Omit the images. Reproduce each line of the records exactly as it appears.

━━━━━━━━━━

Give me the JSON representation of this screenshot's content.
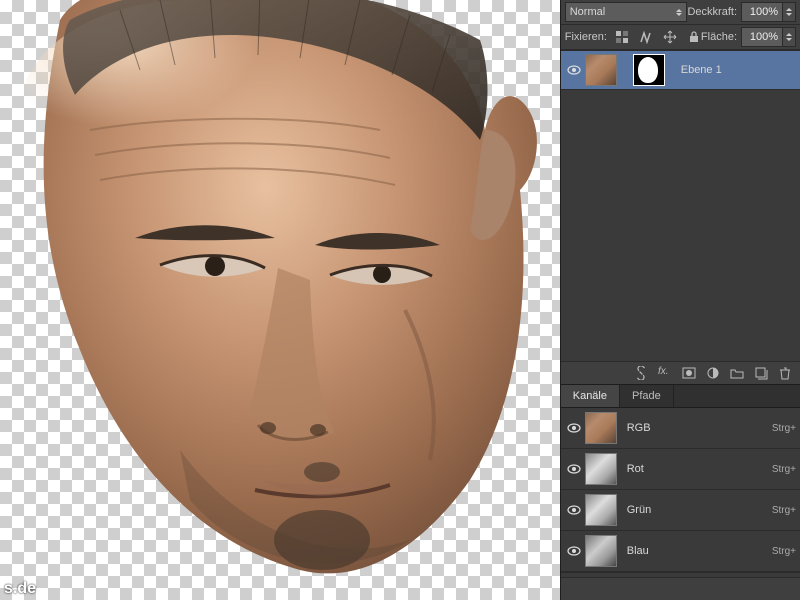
{
  "watermark": "s.de",
  "layers_panel": {
    "blend_mode": "Normal",
    "opacity_label": "Deckkraft:",
    "opacity_value": "100%",
    "fill_label": "Fläche:",
    "fill_value": "100%",
    "lock_label": "Fixieren:",
    "layer": {
      "name": "Ebene 1"
    },
    "footer_icons": [
      "link",
      "fx",
      "mask",
      "adjust",
      "group",
      "new",
      "trash"
    ]
  },
  "channels_panel": {
    "tabs": {
      "channels": "Kanäle",
      "paths": "Pfade"
    },
    "items": [
      {
        "name": "RGB",
        "shortcut": "Strg+"
      },
      {
        "name": "Rot",
        "shortcut": "Strg+"
      },
      {
        "name": "Grün",
        "shortcut": "Strg+"
      },
      {
        "name": "Blau",
        "shortcut": "Strg+"
      }
    ]
  }
}
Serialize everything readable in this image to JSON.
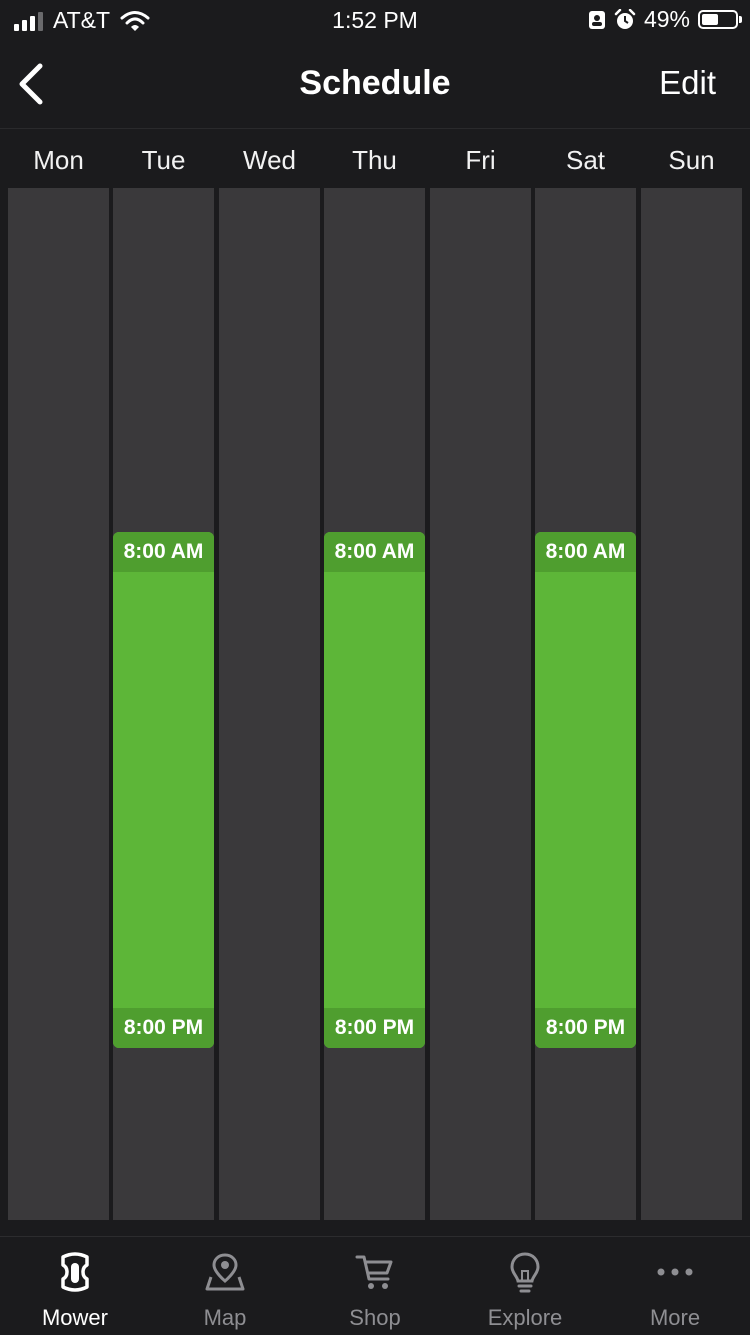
{
  "status_bar": {
    "carrier": "AT&T",
    "time": "1:52 PM",
    "battery_percent": "49%",
    "battery_level": 0.49
  },
  "nav": {
    "title": "Schedule",
    "edit_label": "Edit"
  },
  "days": [
    "Mon",
    "Tue",
    "Wed",
    "Thu",
    "Fri",
    "Sat",
    "Sun"
  ],
  "schedule": [
    {
      "day": "Tue",
      "start": "8:00 AM",
      "end": "8:00 PM"
    },
    {
      "day": "Thu",
      "start": "8:00 AM",
      "end": "8:00 PM"
    },
    {
      "day": "Sat",
      "start": "8:00 AM",
      "end": "8:00 PM"
    }
  ],
  "tabs": [
    {
      "label": "Mower",
      "icon": "mower-icon",
      "active": true
    },
    {
      "label": "Map",
      "icon": "map-pin-icon",
      "active": false
    },
    {
      "label": "Shop",
      "icon": "cart-icon",
      "active": false
    },
    {
      "label": "Explore",
      "icon": "lightbulb-icon",
      "active": false
    },
    {
      "label": "More",
      "icon": "more-dots-icon",
      "active": false
    }
  ],
  "colors": {
    "background": "#1b1b1d",
    "day_column": "#3a393b",
    "block": "#5db638",
    "block_header": "#4f9e2f",
    "tab_inactive": "#8e8e92"
  }
}
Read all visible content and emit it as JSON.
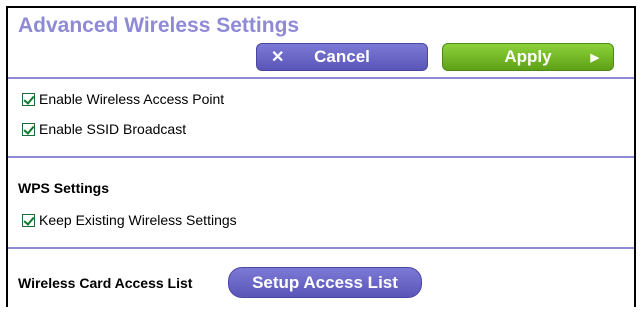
{
  "page": {
    "title": "Advanced Wireless Settings"
  },
  "toolbar": {
    "cancel_label": "Cancel",
    "apply_label": "Apply",
    "cancel_icon": "close-icon",
    "apply_icon": "arrow-right-icon"
  },
  "settings": {
    "enable_ap_label": "Enable Wireless Access Point",
    "enable_ap_checked": true,
    "enable_ssid_label": "Enable SSID Broadcast",
    "enable_ssid_checked": true
  },
  "wps": {
    "heading": "WPS Settings",
    "keep_existing_label": "Keep Existing Wireless Settings",
    "keep_existing_checked": true
  },
  "access_list": {
    "label": "Wireless Card Access List",
    "button_label": "Setup Access List"
  },
  "colors": {
    "accent": "#8e8ad6",
    "cancel_button": "#6b67c7",
    "apply_button": "#76bb26"
  }
}
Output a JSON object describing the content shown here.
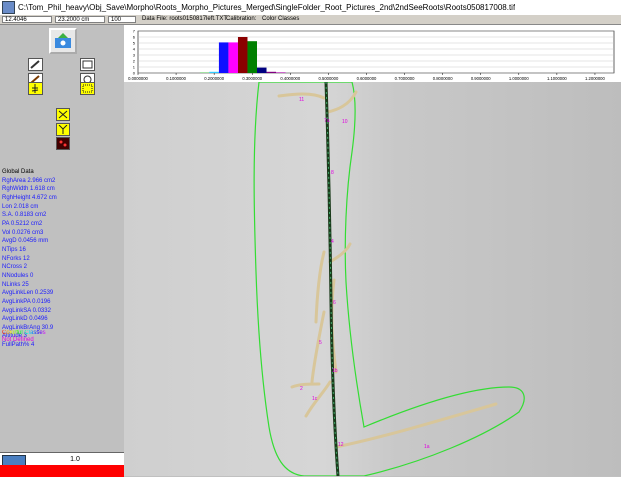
{
  "title": {
    "path": "C:\\Tom_Phil_heavy\\Obj_Save\\Morpho\\Roots_Morpho_Pictures_Merged\\SingleFolder_Root_Pictures_2nd\\2ndSeeRoots\\Roots050817008.tif"
  },
  "infobar": {
    "value1": "12.4046",
    "value2": "23.2000 cm",
    "value3": "100",
    "datafile_label": "Data File: roots0150817left.TXT",
    "calibration_label": "Calibration:",
    "classes_label": "Color Classes"
  },
  "stats": {
    "header": "Global Data",
    "lines": [
      "RghArea 2.966 cm2",
      "RghWidth 1.618 cm",
      "RghHeight 4.672 cm",
      "Lon 2.018 cm",
      "S.A. 0.8183 cm2",
      "PA 0.5212 cm2",
      "Vol 0.0276 cm3",
      "AvgD 0.0456 mm",
      "NTips 16",
      "NForks 12",
      "NCross 2",
      "NNodules 0",
      "NLinks 25",
      "AvgLinkLen 0.2539",
      "AvgLinkPA 0.0196",
      "AvgLinkSA 0.0332",
      "AvgLinkD 0.0496",
      "AvgLinkBrAng 30.9",
      "Altitude 3",
      "FullPath% 4"
    ]
  },
  "legend": {
    "line1": "Colorful Classes",
    "line2": "Not Defined"
  },
  "bottom": {
    "value": "1.0"
  },
  "tip_labels": [
    "11",
    "10",
    "7a",
    "8",
    "4",
    "6",
    "5",
    "1b",
    "1c",
    "2",
    "12",
    "1a"
  ],
  "colors": {
    "stem": "#1a3a1a",
    "roots": "#d8c69a",
    "outline": "#33dd33",
    "tips": "#e000e0",
    "toolYellow": "#ffff00",
    "bottomRed": "#ff0000"
  },
  "chart_data": {
    "type": "bar",
    "categories": [
      "0.0000000",
      "0.1000000",
      "0.2000000",
      "0.3000000",
      "0.4000000",
      "0.5000000",
      "0.6000000",
      "0.7000000",
      "0.8000000",
      "0.9000000",
      "1.0000000",
      "1.1000000",
      "1.2000000"
    ],
    "x_ticks": [
      "0.0000000",
      "0.1000000",
      "0.2000000",
      "0.3000000",
      "0.4000000",
      "0.5000000",
      "0.6000000",
      "0.7000000",
      "0.8000000",
      "0.9000000",
      "1.0000000",
      "1.1000000",
      "1.2000000"
    ],
    "y_ticks": [
      "7",
      "6",
      "5",
      "4",
      "3",
      "2",
      "1",
      "0"
    ],
    "ylim": [
      0,
      7
    ],
    "bars": [
      {
        "x": 0.175,
        "value": 0.1,
        "color": "#66cc66"
      },
      {
        "x": 0.2,
        "value": 0.2,
        "color": "#33ccff"
      },
      {
        "x": 0.225,
        "value": 5.1,
        "color": "#1010ff"
      },
      {
        "x": 0.25,
        "value": 5.1,
        "color": "#ff00ff"
      },
      {
        "x": 0.275,
        "value": 6.0,
        "color": "#8b0000"
      },
      {
        "x": 0.3,
        "value": 5.3,
        "color": "#008000"
      },
      {
        "x": 0.325,
        "value": 0.9,
        "color": "#000080"
      },
      {
        "x": 0.35,
        "value": 0.2,
        "color": "#800080"
      },
      {
        "x": 0.375,
        "value": 0.1,
        "color": "#aa00aa"
      }
    ],
    "title": "",
    "xlabel": "",
    "ylabel": ""
  }
}
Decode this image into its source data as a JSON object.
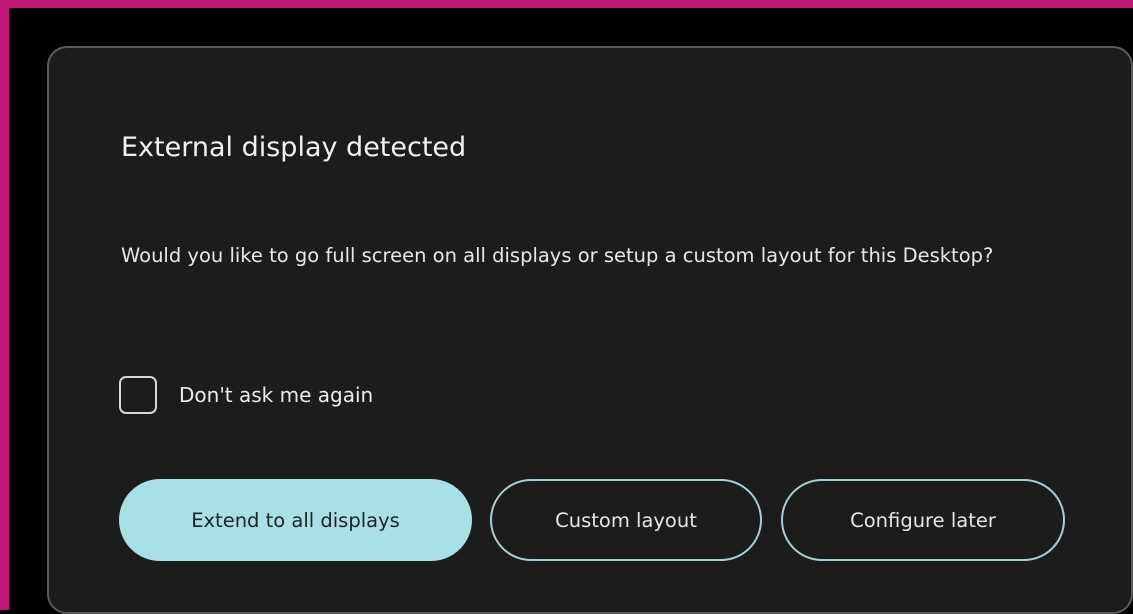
{
  "dialog": {
    "title": "External display detected",
    "message": "Would you like to go full screen on all displays or setup a custom layout for this Desktop?",
    "checkbox": {
      "label": "Don't ask me again",
      "checked": false
    },
    "buttons": {
      "extend": "Extend to all displays",
      "custom": "Custom layout",
      "later": "Configure later"
    }
  },
  "colors": {
    "frame_border": "#c2187a",
    "dialog_background": "#1c1c1c",
    "primary_button": "#a8e0e6",
    "outline_button_border": "#a3d2d6"
  }
}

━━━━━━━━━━

EXERCISE RESULT ▸
Give me the JSON representation of this screenshot's content.
{
  "watermark": "s.de",
  "layers_panel": {
    "blend_mode": "Normal",
    "opacity_label": "Deckkraft:",
    "opacity_value": "100%",
    "fill_label": "Fläche:",
    "fill_value": "100%",
    "lock_label": "Fixieren:",
    "layer": {
      "name": "Ebene 1"
    },
    "footer_icons": [
      "link",
      "fx",
      "mask",
      "adjust",
      "group",
      "new",
      "trash"
    ]
  },
  "channels_panel": {
    "tabs": {
      "channels": "Kanäle",
      "paths": "Pfade"
    },
    "items": [
      {
        "name": "RGB",
        "shortcut": "Strg+"
      },
      {
        "name": "Rot",
        "shortcut": "Strg+"
      },
      {
        "name": "Grün",
        "shortcut": "Strg+"
      },
      {
        "name": "Blau",
        "shortcut": "Strg+"
      }
    ]
  }
}
Serialize everything readable in this image to JSON.
{
  "status_bar": {
    "carrier": "AT&T",
    "time": "1:52 PM",
    "battery_percent": "49%",
    "battery_level": 0.49
  },
  "nav": {
    "title": "Schedule",
    "edit_label": "Edit"
  },
  "days": [
    "Mon",
    "Tue",
    "Wed",
    "Thu",
    "Fri",
    "Sat",
    "Sun"
  ],
  "schedule": [
    {
      "day": "Tue",
      "start": "8:00 AM",
      "end": "8:00 PM"
    },
    {
      "day": "Thu",
      "start": "8:00 AM",
      "end": "8:00 PM"
    },
    {
      "day": "Sat",
      "start": "8:00 AM",
      "end": "8:00 PM"
    }
  ],
  "tabs": [
    {
      "label": "Mower",
      "icon": "mower-icon",
      "active": true
    },
    {
      "label": "Map",
      "icon": "map-pin-icon",
      "active": false
    },
    {
      "label": "Shop",
      "icon": "cart-icon",
      "active": false
    },
    {
      "label": "Explore",
      "icon": "lightbulb-icon",
      "active": false
    },
    {
      "label": "More",
      "icon": "more-dots-icon",
      "active": false
    }
  ],
  "colors": {
    "background": "#1b1b1d",
    "day_column": "#3a393b",
    "block": "#5db638",
    "block_header": "#4f9e2f",
    "tab_inactive": "#8e8e92"
  }
}
Read all visible content and emit it as JSON.
{
  "page": {
    "title": "Advanced Wireless Settings"
  },
  "toolbar": {
    "cancel_label": "Cancel",
    "apply_label": "Apply",
    "cancel_icon": "close-icon",
    "apply_icon": "arrow-right-icon"
  },
  "settings": {
    "enable_ap_label": "Enable Wireless Access Point",
    "enable_ap_checked": true,
    "enable_ssid_label": "Enable SSID Broadcast",
    "enable_ssid_checked": true
  },
  "wps": {
    "heading": "WPS Settings",
    "keep_existing_label": "Keep Existing Wireless Settings",
    "keep_existing_checked": true
  },
  "access_list": {
    "label": "Wireless Card Access List",
    "button_label": "Setup Access List"
  },
  "colors": {
    "accent": "#8e8ad6",
    "cancel_button": "#6b67c7",
    "apply_button": "#76bb26"
  }
}
Output a JSON object describing the content shown here.
{
  "title": {
    "path": "C:\\Tom_Phil_heavy\\Obj_Save\\Morpho\\Roots_Morpho_Pictures_Merged\\SingleFolder_Root_Pictures_2nd\\2ndSeeRoots\\Roots050817008.tif"
  },
  "infobar": {
    "value1": "12.4046",
    "value2": "23.2000 cm",
    "value3": "100",
    "datafile_label": "Data File: roots0150817left.TXT",
    "calibration_label": "Calibration:",
    "classes_label": "Color Classes"
  },
  "stats": {
    "header": "Global Data",
    "lines": [
      "RghArea 2.966 cm2",
      "RghWidth 1.618 cm",
      "RghHeight 4.672 cm",
      "Lon 2.018 cm",
      "S.A. 0.8183 cm2",
      "PA 0.5212 cm2",
      "Vol 0.0276 cm3",
      "AvgD 0.0456 mm",
      "NTips 16",
      "NForks 12",
      "NCross 2",
      "NNodules 0",
      "NLinks 25",
      "AvgLinkLen 0.2539",
      "AvgLinkPA 0.0196",
      "AvgLinkSA 0.0332",
      "AvgLinkD 0.0496",
      "AvgLinkBrAng 30.9",
      "Altitude 3",
      "FullPath% 4"
    ]
  },
  "legend": {
    "line1": "Colorful Classes",
    "line2": "Not Defined"
  },
  "bottom": {
    "value": "1.0"
  },
  "tip_labels": [
    "11",
    "10",
    "7a",
    "8",
    "4",
    "6",
    "5",
    "1b",
    "1c",
    "2",
    "12",
    "1a"
  ],
  "colors": {
    "stem": "#1a3a1a",
    "roots": "#d8c69a",
    "outline": "#33dd33",
    "tips": "#e000e0",
    "toolYellow": "#ffff00",
    "bottomRed": "#ff0000"
  },
  "chart_data": {
    "type": "bar",
    "categories": [
      "0.0000000",
      "0.1000000",
      "0.2000000",
      "0.3000000",
      "0.4000000",
      "0.5000000",
      "0.6000000",
      "0.7000000",
      "0.8000000",
      "0.9000000",
      "1.0000000",
      "1.1000000",
      "1.2000000"
    ],
    "x_ticks": [
      "0.0000000",
      "0.1000000",
      "0.2000000",
      "0.3000000",
      "0.4000000",
      "0.5000000",
      "0.6000000",
      "0.7000000",
      "0.8000000",
      "0.9000000",
      "1.0000000",
      "1.1000000",
      "1.2000000"
    ],
    "y_ticks": [
      "7",
      "6",
      "5",
      "4",
      "3",
      "2",
      "1",
      "0"
    ],
    "ylim": [
      0,
      7
    ],
    "bars": [
      {
        "x": 0.175,
        "value": 0.1,
        "color": "#66cc66"
      },
      {
        "x": 0.2,
        "value": 0.2,
        "color": "#33ccff"
      },
      {
        "x": 0.225,
        "value": 5.1,
        "color": "#1010ff"
      },
      {
        "x": 0.25,
        "value": 5.1,
        "color": "#ff00ff"
      },
      {
        "x": 0.275,
        "value": 6.0,
        "color": "#8b0000"
      },
      {
        "x": 0.3,
        "value": 5.3,
        "color": "#008000"
      },
      {
        "x": 0.325,
        "value": 0.9,
        "color": "#000080"
      },
      {
        "x": 0.35,
        "value": 0.2,
        "color": "#800080"
      },
      {
        "x": 0.375,
        "value": 0.1,
        "color": "#aa00aa"
      }
    ],
    "title": "",
    "xlabel": "",
    "ylabel": ""
  }
}
Decode this image into its source data as a JSON object.
{
  "dialog": {
    "title": "External display detected",
    "message": "Would you like to go full screen on all displays or setup a custom layout for this Desktop?",
    "checkbox": {
      "label": "Don't ask me again",
      "checked": false
    },
    "buttons": {
      "extend": "Extend to all displays",
      "custom": "Custom layout",
      "later": "Configure later"
    }
  },
  "colors": {
    "frame_border": "#c2187a",
    "dialog_background": "#1c1c1c",
    "primary_button": "#a8e0e6",
    "outline_button_border": "#a3d2d6"
  }
}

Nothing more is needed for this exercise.